The cutoff level of serum PSA beyond which investigations are warranted in Asians is controversial at present, and further multicentric trials involving a larger number of patients must be carried out to arrive at a consensus, since blindly following the current Western literature results in unnecessary interventions in this patient population. Methods for improved detection of clinically significant prostate cancer are needed.
- Sensabaugh, G. F. (1978). "Isolation and characterization of a semen-specific protein from human seminal plasma: a potential new marker for semen identification." J Forensic Sci 23(1): 106-115. PubMed
- Wang, M. C., L. D. Papsidero, et al. (1981). "Prostate antigen: a new potential marker for prostatic cancer." Prostate 2(1): 89-96. PubMed | CrossRef
- Pound, C. R., P. C. Walsh, et al. (1997). "Radical prostatectomy as treatment for prostate-specific antigen-detected stage T1c prostate cancer." World J Urol 15(6): 373-377. PubMed | CrossRef
- Pound, C. R., A. W. Partin, et al. (1999). "Natural history of progression after PSA elevation following radical prostatectomy." JAMA 281(17): 1591-1597. PubMed | CrossRef
- Gretzer, M. B., J. I. Epstein, et al. (2002). "Substratification of stage T1C prostate cancer based on the probability of biochemical recurrence." Urology 60(6): 1034-1039. PubMed | CrossRef
- Christensson, A., C. B. Laurell, et al. (1990). "Enzymatic activity of prostate-specific antigen and its reactions with extracellular serine proteinase inhibitors." Eur J Biochem 194(3): 755-763. PubMed | CrossRef
- Christensson, A., T. Bjork, et al. (1993). "Serum prostate specific antigen complexed to alpha 1-antichymotrypsin as an indicator of prostate cancer." J Urol 150(1): 100-105. PubMed
- Catalona, W. J., M. A. Hudson, et al. (1994). "Selection of optimal prostate specific antigen cutoffs for early detection of prostate cancer: receiver operating characteristic curves." J Urol 152(6 Pt 1): 2037-2042. PubMed
- Quinn, M. and P. Babb (2002). "Patterns and trends in prostate cancer incidence, survival, prevalence and mortality. Part I: international comparisons." BJU Int 90(2): 162-173. PubMed | CrossRef
- Muir, C. S., J. Nectoux, et al. (1991). "The epidemiology of prostatic cancer.

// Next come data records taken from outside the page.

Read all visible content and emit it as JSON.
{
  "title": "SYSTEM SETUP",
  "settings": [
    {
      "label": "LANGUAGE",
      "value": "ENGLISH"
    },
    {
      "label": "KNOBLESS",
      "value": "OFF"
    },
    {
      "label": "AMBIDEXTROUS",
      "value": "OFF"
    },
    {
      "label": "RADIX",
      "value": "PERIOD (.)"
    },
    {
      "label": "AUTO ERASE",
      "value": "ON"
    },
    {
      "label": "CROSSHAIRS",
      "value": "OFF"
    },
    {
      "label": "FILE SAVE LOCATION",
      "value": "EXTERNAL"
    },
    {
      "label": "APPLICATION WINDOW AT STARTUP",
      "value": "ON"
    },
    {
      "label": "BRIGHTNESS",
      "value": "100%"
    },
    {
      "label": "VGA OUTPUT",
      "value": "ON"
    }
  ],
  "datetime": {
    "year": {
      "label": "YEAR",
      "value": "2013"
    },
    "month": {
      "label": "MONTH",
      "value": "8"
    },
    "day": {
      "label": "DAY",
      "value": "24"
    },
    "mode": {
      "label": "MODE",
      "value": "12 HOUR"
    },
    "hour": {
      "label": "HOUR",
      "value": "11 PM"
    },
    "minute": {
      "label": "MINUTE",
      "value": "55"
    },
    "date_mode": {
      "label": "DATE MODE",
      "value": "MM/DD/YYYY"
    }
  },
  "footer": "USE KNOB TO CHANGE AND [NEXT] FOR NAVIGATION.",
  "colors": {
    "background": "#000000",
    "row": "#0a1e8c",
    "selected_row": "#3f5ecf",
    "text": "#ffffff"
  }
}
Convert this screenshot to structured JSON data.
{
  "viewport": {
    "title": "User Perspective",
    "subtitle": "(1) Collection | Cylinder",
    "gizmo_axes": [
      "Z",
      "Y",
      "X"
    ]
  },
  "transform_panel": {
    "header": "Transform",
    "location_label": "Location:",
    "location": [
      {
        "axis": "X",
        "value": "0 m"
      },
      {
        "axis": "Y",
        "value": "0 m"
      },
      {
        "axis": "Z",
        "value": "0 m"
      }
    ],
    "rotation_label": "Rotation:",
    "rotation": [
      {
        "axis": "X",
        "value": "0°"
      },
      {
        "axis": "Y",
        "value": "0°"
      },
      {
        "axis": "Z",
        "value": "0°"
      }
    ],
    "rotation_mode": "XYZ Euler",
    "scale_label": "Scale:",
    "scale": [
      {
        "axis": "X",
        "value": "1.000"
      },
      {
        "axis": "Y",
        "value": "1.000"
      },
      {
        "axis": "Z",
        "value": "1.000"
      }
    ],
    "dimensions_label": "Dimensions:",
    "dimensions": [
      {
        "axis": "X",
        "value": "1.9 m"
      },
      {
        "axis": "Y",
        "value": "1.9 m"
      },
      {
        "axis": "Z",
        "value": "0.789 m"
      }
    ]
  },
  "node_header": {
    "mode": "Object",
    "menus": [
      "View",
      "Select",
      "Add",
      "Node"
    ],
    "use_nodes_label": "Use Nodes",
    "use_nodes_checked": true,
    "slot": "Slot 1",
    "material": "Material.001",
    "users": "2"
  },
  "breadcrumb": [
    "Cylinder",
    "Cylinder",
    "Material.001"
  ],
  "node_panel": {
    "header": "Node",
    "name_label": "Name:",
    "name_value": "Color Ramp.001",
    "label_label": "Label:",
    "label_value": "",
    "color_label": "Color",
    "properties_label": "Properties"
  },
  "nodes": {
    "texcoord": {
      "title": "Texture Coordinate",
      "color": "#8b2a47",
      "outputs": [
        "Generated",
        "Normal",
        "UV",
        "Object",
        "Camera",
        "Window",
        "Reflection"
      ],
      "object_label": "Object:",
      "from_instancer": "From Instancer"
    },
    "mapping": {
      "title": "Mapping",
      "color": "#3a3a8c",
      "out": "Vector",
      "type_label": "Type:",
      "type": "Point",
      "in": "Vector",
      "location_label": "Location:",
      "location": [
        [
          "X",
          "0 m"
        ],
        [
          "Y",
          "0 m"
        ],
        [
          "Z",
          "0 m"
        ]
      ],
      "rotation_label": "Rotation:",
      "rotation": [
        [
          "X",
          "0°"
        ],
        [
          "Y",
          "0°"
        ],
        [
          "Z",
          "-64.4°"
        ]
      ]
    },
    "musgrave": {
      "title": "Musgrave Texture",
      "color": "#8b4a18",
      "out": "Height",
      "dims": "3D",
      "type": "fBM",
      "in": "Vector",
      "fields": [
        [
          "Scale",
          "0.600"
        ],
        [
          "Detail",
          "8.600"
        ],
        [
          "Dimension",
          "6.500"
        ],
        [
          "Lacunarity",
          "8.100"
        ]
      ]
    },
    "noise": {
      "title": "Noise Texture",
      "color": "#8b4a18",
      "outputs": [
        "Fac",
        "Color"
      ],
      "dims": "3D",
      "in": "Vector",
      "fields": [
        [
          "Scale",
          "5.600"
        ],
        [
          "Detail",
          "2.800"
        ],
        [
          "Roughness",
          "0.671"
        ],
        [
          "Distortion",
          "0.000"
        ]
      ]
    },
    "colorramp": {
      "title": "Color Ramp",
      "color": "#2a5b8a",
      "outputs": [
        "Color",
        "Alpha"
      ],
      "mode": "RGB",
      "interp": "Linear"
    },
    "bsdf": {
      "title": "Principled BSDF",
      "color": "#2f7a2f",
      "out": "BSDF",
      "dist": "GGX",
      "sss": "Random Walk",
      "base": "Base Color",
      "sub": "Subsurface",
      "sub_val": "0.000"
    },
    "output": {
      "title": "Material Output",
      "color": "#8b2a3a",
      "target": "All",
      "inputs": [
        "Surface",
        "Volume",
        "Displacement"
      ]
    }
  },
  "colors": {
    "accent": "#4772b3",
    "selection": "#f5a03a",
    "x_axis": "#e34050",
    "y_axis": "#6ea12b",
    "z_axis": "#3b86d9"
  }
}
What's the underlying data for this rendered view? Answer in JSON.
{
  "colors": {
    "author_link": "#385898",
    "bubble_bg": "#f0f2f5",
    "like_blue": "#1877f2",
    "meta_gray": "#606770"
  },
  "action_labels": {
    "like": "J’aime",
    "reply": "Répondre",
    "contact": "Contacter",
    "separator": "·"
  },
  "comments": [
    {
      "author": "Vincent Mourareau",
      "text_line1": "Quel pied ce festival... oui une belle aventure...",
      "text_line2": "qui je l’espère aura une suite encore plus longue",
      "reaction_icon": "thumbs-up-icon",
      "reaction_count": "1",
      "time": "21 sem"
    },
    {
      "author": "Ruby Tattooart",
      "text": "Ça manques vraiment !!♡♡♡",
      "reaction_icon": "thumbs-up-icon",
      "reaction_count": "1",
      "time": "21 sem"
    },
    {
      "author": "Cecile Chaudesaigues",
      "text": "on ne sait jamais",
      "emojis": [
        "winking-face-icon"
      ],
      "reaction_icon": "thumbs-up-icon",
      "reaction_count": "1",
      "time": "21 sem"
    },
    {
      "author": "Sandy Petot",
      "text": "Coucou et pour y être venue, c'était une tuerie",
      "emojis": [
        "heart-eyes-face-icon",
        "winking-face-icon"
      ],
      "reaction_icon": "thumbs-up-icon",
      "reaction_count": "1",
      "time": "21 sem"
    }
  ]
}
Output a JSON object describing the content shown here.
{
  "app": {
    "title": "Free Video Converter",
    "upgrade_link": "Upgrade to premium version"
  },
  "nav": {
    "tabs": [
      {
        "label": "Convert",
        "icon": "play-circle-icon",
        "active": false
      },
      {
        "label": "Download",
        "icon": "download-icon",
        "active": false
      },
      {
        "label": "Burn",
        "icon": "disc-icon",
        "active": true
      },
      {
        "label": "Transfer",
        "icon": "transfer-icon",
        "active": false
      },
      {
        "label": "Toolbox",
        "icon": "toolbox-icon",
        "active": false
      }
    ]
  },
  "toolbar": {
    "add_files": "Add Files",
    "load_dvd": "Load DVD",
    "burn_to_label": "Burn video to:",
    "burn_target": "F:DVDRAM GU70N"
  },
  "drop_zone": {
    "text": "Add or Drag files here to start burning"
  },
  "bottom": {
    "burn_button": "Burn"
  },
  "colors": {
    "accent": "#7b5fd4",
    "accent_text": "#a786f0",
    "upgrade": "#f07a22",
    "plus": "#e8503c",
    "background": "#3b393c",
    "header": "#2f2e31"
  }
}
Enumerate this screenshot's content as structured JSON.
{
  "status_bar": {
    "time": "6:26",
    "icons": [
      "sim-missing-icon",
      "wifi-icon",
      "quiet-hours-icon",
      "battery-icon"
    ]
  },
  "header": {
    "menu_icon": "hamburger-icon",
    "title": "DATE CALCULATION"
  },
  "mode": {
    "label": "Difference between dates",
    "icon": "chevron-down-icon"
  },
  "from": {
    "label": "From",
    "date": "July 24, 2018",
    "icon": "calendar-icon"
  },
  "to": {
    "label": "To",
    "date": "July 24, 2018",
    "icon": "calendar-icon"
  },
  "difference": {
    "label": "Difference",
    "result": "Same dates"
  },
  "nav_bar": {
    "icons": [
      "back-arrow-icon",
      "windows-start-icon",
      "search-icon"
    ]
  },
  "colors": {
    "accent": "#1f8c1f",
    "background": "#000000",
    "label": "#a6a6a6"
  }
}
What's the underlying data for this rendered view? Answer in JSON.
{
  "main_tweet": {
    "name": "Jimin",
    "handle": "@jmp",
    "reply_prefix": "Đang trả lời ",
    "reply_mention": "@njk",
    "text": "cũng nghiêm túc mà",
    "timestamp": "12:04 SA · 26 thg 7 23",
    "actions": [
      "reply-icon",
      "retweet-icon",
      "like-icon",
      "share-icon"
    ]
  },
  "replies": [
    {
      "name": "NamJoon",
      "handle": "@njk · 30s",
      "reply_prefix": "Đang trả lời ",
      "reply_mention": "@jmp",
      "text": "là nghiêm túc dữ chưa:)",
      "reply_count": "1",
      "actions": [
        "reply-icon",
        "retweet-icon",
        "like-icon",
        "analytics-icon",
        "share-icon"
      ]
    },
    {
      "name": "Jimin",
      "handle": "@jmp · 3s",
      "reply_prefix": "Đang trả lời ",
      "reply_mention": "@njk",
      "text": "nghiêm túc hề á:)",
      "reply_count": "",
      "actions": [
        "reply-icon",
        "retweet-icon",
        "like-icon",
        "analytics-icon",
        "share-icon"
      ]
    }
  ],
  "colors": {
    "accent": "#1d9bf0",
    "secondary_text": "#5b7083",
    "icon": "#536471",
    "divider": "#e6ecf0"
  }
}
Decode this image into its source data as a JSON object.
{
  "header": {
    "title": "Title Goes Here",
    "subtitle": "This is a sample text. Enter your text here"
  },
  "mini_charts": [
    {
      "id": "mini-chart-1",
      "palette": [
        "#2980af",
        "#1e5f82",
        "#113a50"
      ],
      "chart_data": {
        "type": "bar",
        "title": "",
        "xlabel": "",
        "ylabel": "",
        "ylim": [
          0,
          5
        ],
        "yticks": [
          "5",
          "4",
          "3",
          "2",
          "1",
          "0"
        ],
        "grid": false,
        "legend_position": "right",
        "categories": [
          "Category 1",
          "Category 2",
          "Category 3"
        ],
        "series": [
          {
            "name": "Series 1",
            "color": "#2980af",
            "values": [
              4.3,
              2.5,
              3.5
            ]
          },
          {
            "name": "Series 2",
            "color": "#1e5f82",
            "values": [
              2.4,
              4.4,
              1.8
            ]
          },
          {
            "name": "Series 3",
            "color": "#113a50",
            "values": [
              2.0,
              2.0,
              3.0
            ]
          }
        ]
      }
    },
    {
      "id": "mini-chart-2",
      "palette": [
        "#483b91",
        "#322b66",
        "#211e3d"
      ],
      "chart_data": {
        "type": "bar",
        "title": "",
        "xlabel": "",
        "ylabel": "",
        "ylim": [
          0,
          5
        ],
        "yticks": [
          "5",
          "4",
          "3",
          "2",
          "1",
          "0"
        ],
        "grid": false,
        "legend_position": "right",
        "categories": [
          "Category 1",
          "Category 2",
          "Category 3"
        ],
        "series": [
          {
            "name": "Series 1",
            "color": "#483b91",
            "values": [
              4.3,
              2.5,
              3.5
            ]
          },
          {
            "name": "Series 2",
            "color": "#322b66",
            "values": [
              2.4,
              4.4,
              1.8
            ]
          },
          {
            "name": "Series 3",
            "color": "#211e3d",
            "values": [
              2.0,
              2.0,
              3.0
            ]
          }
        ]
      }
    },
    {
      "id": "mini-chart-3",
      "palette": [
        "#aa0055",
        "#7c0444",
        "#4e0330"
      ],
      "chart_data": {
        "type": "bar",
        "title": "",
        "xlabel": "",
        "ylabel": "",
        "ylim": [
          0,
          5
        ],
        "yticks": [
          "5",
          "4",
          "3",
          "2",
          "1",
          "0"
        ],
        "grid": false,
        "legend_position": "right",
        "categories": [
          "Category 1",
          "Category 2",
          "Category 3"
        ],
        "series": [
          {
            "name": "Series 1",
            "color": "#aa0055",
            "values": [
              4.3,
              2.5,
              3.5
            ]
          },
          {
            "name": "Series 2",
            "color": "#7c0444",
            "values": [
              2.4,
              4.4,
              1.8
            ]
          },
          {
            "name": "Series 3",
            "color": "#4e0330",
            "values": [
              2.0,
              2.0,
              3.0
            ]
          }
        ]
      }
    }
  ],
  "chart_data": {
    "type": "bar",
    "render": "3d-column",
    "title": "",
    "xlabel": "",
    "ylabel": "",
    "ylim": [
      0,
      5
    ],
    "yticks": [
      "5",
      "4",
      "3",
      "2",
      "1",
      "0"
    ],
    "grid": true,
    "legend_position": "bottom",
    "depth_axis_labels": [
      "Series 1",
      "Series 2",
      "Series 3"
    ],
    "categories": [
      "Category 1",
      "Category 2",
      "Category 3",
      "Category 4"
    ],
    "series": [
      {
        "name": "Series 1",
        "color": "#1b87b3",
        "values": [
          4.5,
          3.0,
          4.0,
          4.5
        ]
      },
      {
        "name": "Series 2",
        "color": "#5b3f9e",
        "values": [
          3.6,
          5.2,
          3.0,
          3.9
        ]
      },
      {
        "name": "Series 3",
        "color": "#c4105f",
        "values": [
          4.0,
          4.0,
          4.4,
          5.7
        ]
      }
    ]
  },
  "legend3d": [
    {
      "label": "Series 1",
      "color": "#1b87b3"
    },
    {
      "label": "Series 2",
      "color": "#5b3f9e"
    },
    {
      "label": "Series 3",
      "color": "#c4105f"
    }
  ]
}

Geographical distribution and time-trends." Acta Oncol 30(2): 133-140. PubMed | CrossRef
- Landis, S. H., T. Murray, et al. (1999). "Cancer statistics, 1999." CA Cancer J Clin 49(1): 8-31, 31. PubMed
- Bostwick, D. G., H. B. Burke, et al. (2004). "Human prostate cancer risk factors." Cancer 101(10 Suppl): 2371-2490. PubMed | CrossRef
- Cooner, W. H., B. R. Mosley, et al. (1988). "Clinical application of transrectal ultrasonography and prostate specific antigen in the search for prostate cancer." J Urol 139(4): 758-761. PubMed